How is Ebola spread? Two ways; one, by letting anyone exposed to it in West Africa into America when they fly here and, two, by assuming that medical professionals and others who have been exposed to it would quarantine themselves from contact with others once they are here.
The latest case is Dr. Craig Spencer, an American to whom the travel ban would not apply, identified as potentially having Ebola after treating victims in Africa and who totally ignored the potential of spreading it to others as he made his way around New York on subways, went bowling, and likely had dinner at a restaurant.
Earlier a NBC news crew that had been exposed to Ebola was issued a mandatory quarantine by the New Jersey Health Department, but its chief medical editor and correspondent, Dr. Nancy Snyderman, while symptom-free, decided to break the quarantine. One of the crew, Ashoko Mokpo, did fall ill and is being treated at the Nebraska Medical Center.
What does it tell you when two medical professional behave in this manner? It tells you that even those who know they can infect others were indifferent to the risk. It tells you that airport staff armed with thermometers are no defense against anyone coming in from the Ebola hot zone in Africa.
It tells you that the failure to impose a ban on all flights from West Africa should have been imposed weeks ago.

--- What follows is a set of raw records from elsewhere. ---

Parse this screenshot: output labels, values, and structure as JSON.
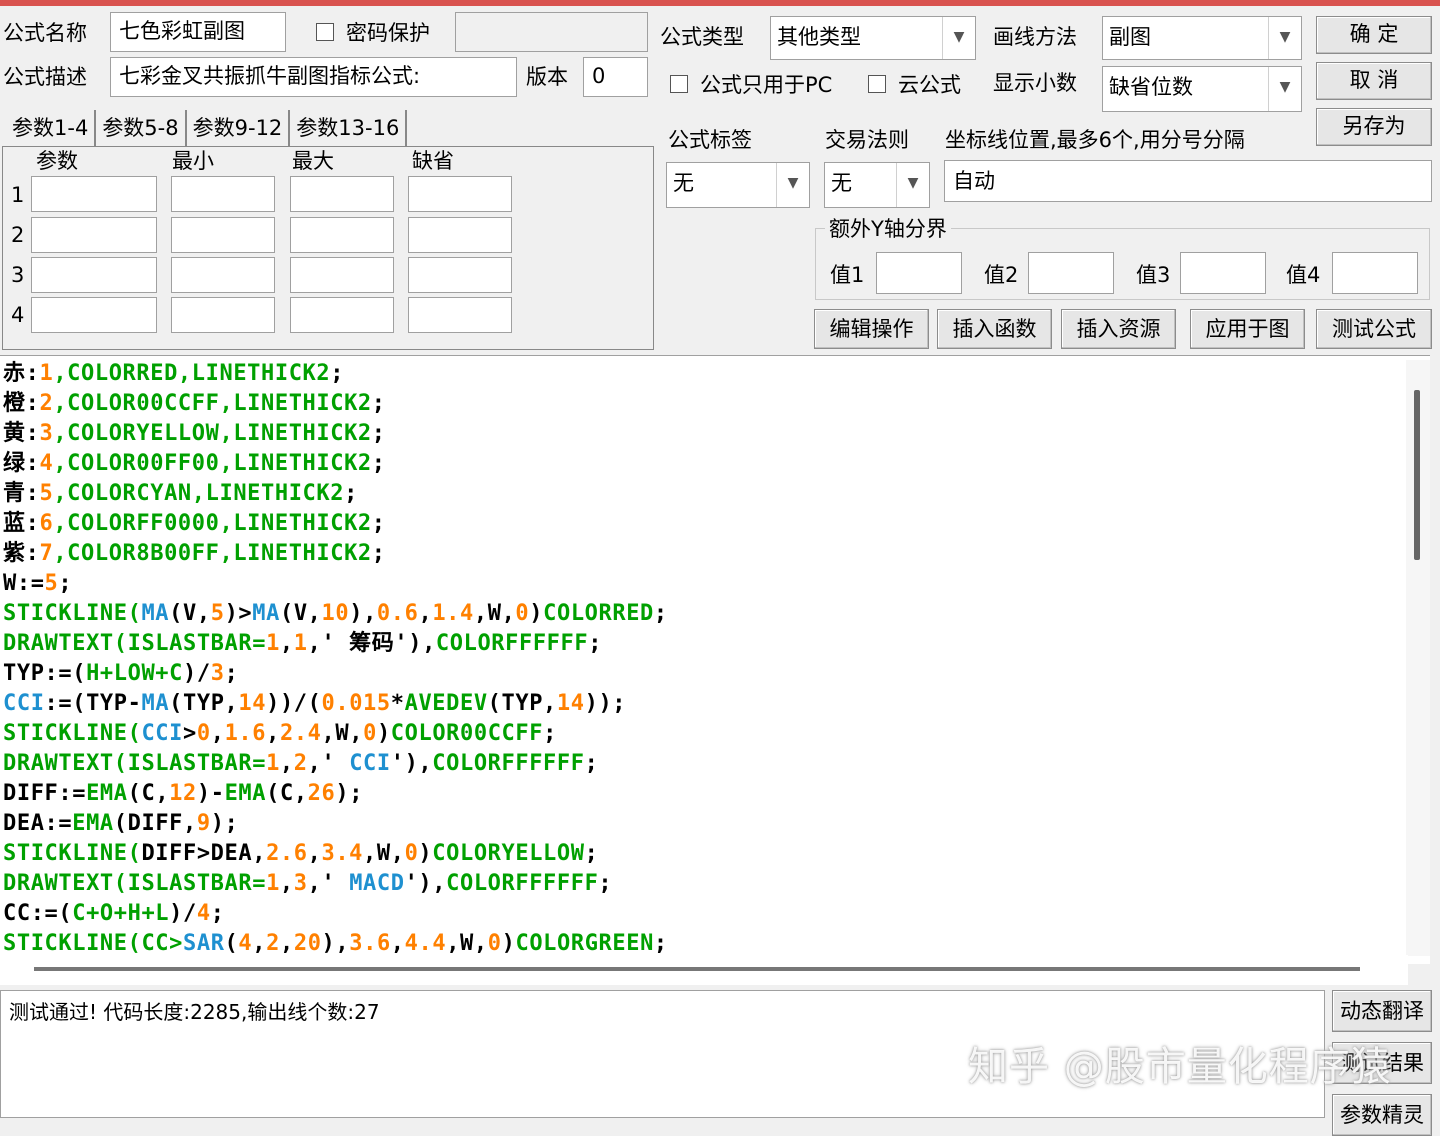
{
  "header": {
    "formula_name_label": "公式名称",
    "formula_name_value": "七色彩虹副图",
    "password_label": "密码保护",
    "password_value": "",
    "formula_desc_label": "公式描述",
    "formula_desc_value": "七彩金叉共振抓牛副图指标公式:",
    "version_label": "版本",
    "version_value": "0",
    "formula_type_label": "公式类型",
    "formula_type_value": "其他类型",
    "draw_method_label": "画线方法",
    "draw_method_value": "副图",
    "pc_only_label": "公式只用于PC",
    "cloud_label": "云公式",
    "decimals_label": "显示小数",
    "decimals_value": "缺省位数"
  },
  "buttons": {
    "ok": "确 定",
    "cancel": "取 消",
    "save_as": "另存为",
    "edit_ops": "编辑操作",
    "insert_func": "插入函数",
    "insert_res": "插入资源",
    "apply_chart": "应用于图",
    "test_formula": "测试公式",
    "dynamic_translate": "动态翻译",
    "test_result": "测试结果",
    "param_wizard": "参数精灵"
  },
  "params": {
    "tabs": [
      "参数1-4",
      "参数5-8",
      "参数9-12",
      "参数13-16"
    ],
    "columns": [
      "参数",
      "最小",
      "最大",
      "缺省"
    ],
    "rows": [
      "1",
      "2",
      "3",
      "4"
    ]
  },
  "right_panel": {
    "formula_tag_label": "公式标签",
    "formula_tag_value": "无",
    "trade_rule_label": "交易法则",
    "trade_rule_value": "无",
    "axis_label": "坐标线位置,最多6个,用分号分隔",
    "axis_value": "自动",
    "extra_y_label": "额外Y轴分界",
    "v1_label": "值1",
    "v2_label": "值2",
    "v3_label": "值3",
    "v4_label": "值4"
  },
  "code": [
    [
      [
        "赤",
        "#000"
      ],
      [
        ":",
        "#000"
      ],
      [
        "1",
        "#ff8000"
      ],
      [
        ",COLORRED,LINETHICK2",
        "#00a000"
      ],
      [
        ";",
        "#000"
      ]
    ],
    [
      [
        "橙",
        "#000"
      ],
      [
        ":",
        "#000"
      ],
      [
        "2",
        "#ff8000"
      ],
      [
        ",COLOR00CCFF,LINETHICK2",
        "#00a000"
      ],
      [
        ";",
        "#000"
      ]
    ],
    [
      [
        "黄",
        "#000"
      ],
      [
        ":",
        "#000"
      ],
      [
        "3",
        "#ff8000"
      ],
      [
        ",COLORYELLOW,LINETHICK2",
        "#00a000"
      ],
      [
        ";",
        "#000"
      ]
    ],
    [
      [
        "绿",
        "#000"
      ],
      [
        ":",
        "#000"
      ],
      [
        "4",
        "#ff8000"
      ],
      [
        ",COLOR00FF00,LINETHICK2",
        "#00a000"
      ],
      [
        ";",
        "#000"
      ]
    ],
    [
      [
        "青",
        "#000"
      ],
      [
        ":",
        "#000"
      ],
      [
        "5",
        "#ff8000"
      ],
      [
        ",COLORCYAN,LINETHICK2",
        "#00a000"
      ],
      [
        ";",
        "#000"
      ]
    ],
    [
      [
        "蓝",
        "#000"
      ],
      [
        ":",
        "#000"
      ],
      [
        "6",
        "#ff8000"
      ],
      [
        ",COLORFF0000,LINETHICK2",
        "#00a000"
      ],
      [
        ";",
        "#000"
      ]
    ],
    [
      [
        "紫",
        "#000"
      ],
      [
        ":",
        "#000"
      ],
      [
        "7",
        "#ff8000"
      ],
      [
        ",COLOR8B00FF,LINETHICK2",
        "#00a000"
      ],
      [
        ";",
        "#000"
      ]
    ],
    [
      [
        "W:=",
        "#000"
      ],
      [
        "5",
        "#ff8000"
      ],
      [
        ";",
        "#000"
      ]
    ],
    [
      [
        "STICKLINE(",
        "#00a000"
      ],
      [
        "MA",
        "#1e90d0"
      ],
      [
        "(V,",
        "#000"
      ],
      [
        "5",
        "#ff8000"
      ],
      [
        ")>",
        "#000"
      ],
      [
        "MA",
        "#1e90d0"
      ],
      [
        "(V,",
        "#000"
      ],
      [
        "10",
        "#ff8000"
      ],
      [
        "),",
        "#000"
      ],
      [
        "0.6",
        "#ff8000"
      ],
      [
        ",",
        "#000"
      ],
      [
        "1.4",
        "#ff8000"
      ],
      [
        ",W,",
        "#000"
      ],
      [
        "0",
        "#ff8000"
      ],
      [
        ")",
        "#000"
      ],
      [
        "COLORRED",
        "#00a000"
      ],
      [
        ";",
        "#000"
      ]
    ],
    [
      [
        "DRAWTEXT(ISLASTBAR=",
        "#00a000"
      ],
      [
        "1",
        "#ff8000"
      ],
      [
        ",",
        "#000"
      ],
      [
        "1",
        "#ff8000"
      ],
      [
        ",' 筹码'),",
        "#000"
      ],
      [
        "COLORFFFFFF",
        "#00a000"
      ],
      [
        ";",
        "#000"
      ]
    ],
    [
      [
        "TYP:=(",
        "#000"
      ],
      [
        "H+LOW+C",
        "#00a000"
      ],
      [
        ")/",
        "#000"
      ],
      [
        "3",
        "#ff8000"
      ],
      [
        ";",
        "#000"
      ]
    ],
    [
      [
        "CCI",
        "#1e90d0"
      ],
      [
        ":=(TYP-",
        "#000"
      ],
      [
        "MA",
        "#1e90d0"
      ],
      [
        "(TYP,",
        "#000"
      ],
      [
        "14",
        "#ff8000"
      ],
      [
        "))/(",
        "#000"
      ],
      [
        "0.015",
        "#ff8000"
      ],
      [
        "*",
        "#000"
      ],
      [
        "AVEDEV",
        "#00a000"
      ],
      [
        "(TYP,",
        "#000"
      ],
      [
        "14",
        "#ff8000"
      ],
      [
        "));",
        "#000"
      ]
    ],
    [
      [
        "STICKLINE(",
        "#00a000"
      ],
      [
        "CCI",
        "#1e90d0"
      ],
      [
        ">",
        "#000"
      ],
      [
        "0",
        "#ff8000"
      ],
      [
        ",",
        "#000"
      ],
      [
        "1.6",
        "#ff8000"
      ],
      [
        ",",
        "#000"
      ],
      [
        "2.4",
        "#ff8000"
      ],
      [
        ",W,",
        "#000"
      ],
      [
        "0",
        "#ff8000"
      ],
      [
        ")",
        "#000"
      ],
      [
        "COLOR00CCFF",
        "#00a000"
      ],
      [
        ";",
        "#000"
      ]
    ],
    [
      [
        "DRAWTEXT(ISLASTBAR=",
        "#00a000"
      ],
      [
        "1",
        "#ff8000"
      ],
      [
        ",",
        "#000"
      ],
      [
        "2",
        "#ff8000"
      ],
      [
        ",' ",
        "#000"
      ],
      [
        "CCI",
        "#1e90d0"
      ],
      [
        "'),",
        "#000"
      ],
      [
        "COLORFFFFFF",
        "#00a000"
      ],
      [
        ";",
        "#000"
      ]
    ],
    [
      [
        "DIFF:=",
        "#000"
      ],
      [
        "EMA",
        "#00a000"
      ],
      [
        "(C,",
        "#000"
      ],
      [
        "12",
        "#ff8000"
      ],
      [
        ")-",
        "#000"
      ],
      [
        "EMA",
        "#00a000"
      ],
      [
        "(C,",
        "#000"
      ],
      [
        "26",
        "#ff8000"
      ],
      [
        ");",
        "#000"
      ]
    ],
    [
      [
        "DEA:=",
        "#000"
      ],
      [
        "EMA",
        "#00a000"
      ],
      [
        "(DIFF,",
        "#000"
      ],
      [
        "9",
        "#ff8000"
      ],
      [
        ");",
        "#000"
      ]
    ],
    [
      [
        "STICKLINE(",
        "#00a000"
      ],
      [
        "DIFF>DEA,",
        "#000"
      ],
      [
        "2.6",
        "#ff8000"
      ],
      [
        ",",
        "#000"
      ],
      [
        "3.4",
        "#ff8000"
      ],
      [
        ",W,",
        "#000"
      ],
      [
        "0",
        "#ff8000"
      ],
      [
        ")",
        "#000"
      ],
      [
        "COLORYELLOW",
        "#00a000"
      ],
      [
        ";",
        "#000"
      ]
    ],
    [
      [
        "DRAWTEXT(ISLASTBAR=",
        "#00a000"
      ],
      [
        "1",
        "#ff8000"
      ],
      [
        ",",
        "#000"
      ],
      [
        "3",
        "#ff8000"
      ],
      [
        ",' ",
        "#000"
      ],
      [
        "MACD",
        "#1e90d0"
      ],
      [
        "'),",
        "#000"
      ],
      [
        "COLORFFFFFF",
        "#00a000"
      ],
      [
        ";",
        "#000"
      ]
    ],
    [
      [
        "CC:=(",
        "#000"
      ],
      [
        "C+O+H+L",
        "#00a000"
      ],
      [
        ")/",
        "#000"
      ],
      [
        "4",
        "#ff8000"
      ],
      [
        ";",
        "#000"
      ]
    ],
    [
      [
        "STICKLINE(CC>",
        "#00a000"
      ],
      [
        "SAR",
        "#1e90d0"
      ],
      [
        "(",
        "#000"
      ],
      [
        "4",
        "#ff8000"
      ],
      [
        ",",
        "#000"
      ],
      [
        "2",
        "#ff8000"
      ],
      [
        ",",
        "#000"
      ],
      [
        "20",
        "#ff8000"
      ],
      [
        "),",
        "#000"
      ],
      [
        "3.6",
        "#ff8000"
      ],
      [
        ",",
        "#000"
      ],
      [
        "4.4",
        "#ff8000"
      ],
      [
        ",W,",
        "#000"
      ],
      [
        "0",
        "#ff8000"
      ],
      [
        ")",
        "#000"
      ],
      [
        "COLORGREEN",
        "#00a000"
      ],
      [
        ";",
        "#000"
      ]
    ]
  ],
  "output": {
    "message": "测试通过! 代码长度:2285,输出线个数:27"
  },
  "watermark": "知乎 @股市量化程序猿"
}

It tells you that sending three thousand active duty soldiers and another thousand reservists into the Ebola hot zone is a senseless act that exposes them to the disease and countless others on their return unless they are all held in quarantine until no signs of the disease are detected. The risk still remains even after the twenty-one days that the Center for Disease Control cites as the time in which victims would show signs of the disease.
The two Dallas nurses who acquired the disease have been treated and one has been released. As of October 23, there were eighteen cases of Ebola in Europe and the U.S. Unlike Africa, Western nations have responded quite well to the threat.
In New York, the Mayor, Bill de Blasio, was joined by the Governor Andrew Cuomo to hold a
press conference that seemed to this observer intended to exonerate them of any charge they were not taking Dr. Spencer’s foolishness lightly and to avoid public panic among a public that is clearly not panicking.
Given the continued news coverage of Ebola, it is amazing that Americans have absorbed the fundamental message that the disease has not affected those outside the healthcare community with the exception of the NBC crew and that steps have been put in place to identify and isolate those who had it. Moreover, while a deadly virus in Africa, it has been treated and cured here in America.
So far, so good.
The real challenge will be the flu season when lots of people will show up at hospitals with flu symptoms that resemble Ebola symptoms. If you haven’t been vaccinated, get one! How hospitals deal with this is going to be a real test of their judgment and skills.
I am hopeful we may be spared more press conferences that don’t tell us anything more than what we already know. I surely don’t want to hear President Obama tell me that everything is fine and there is nothing to worry about.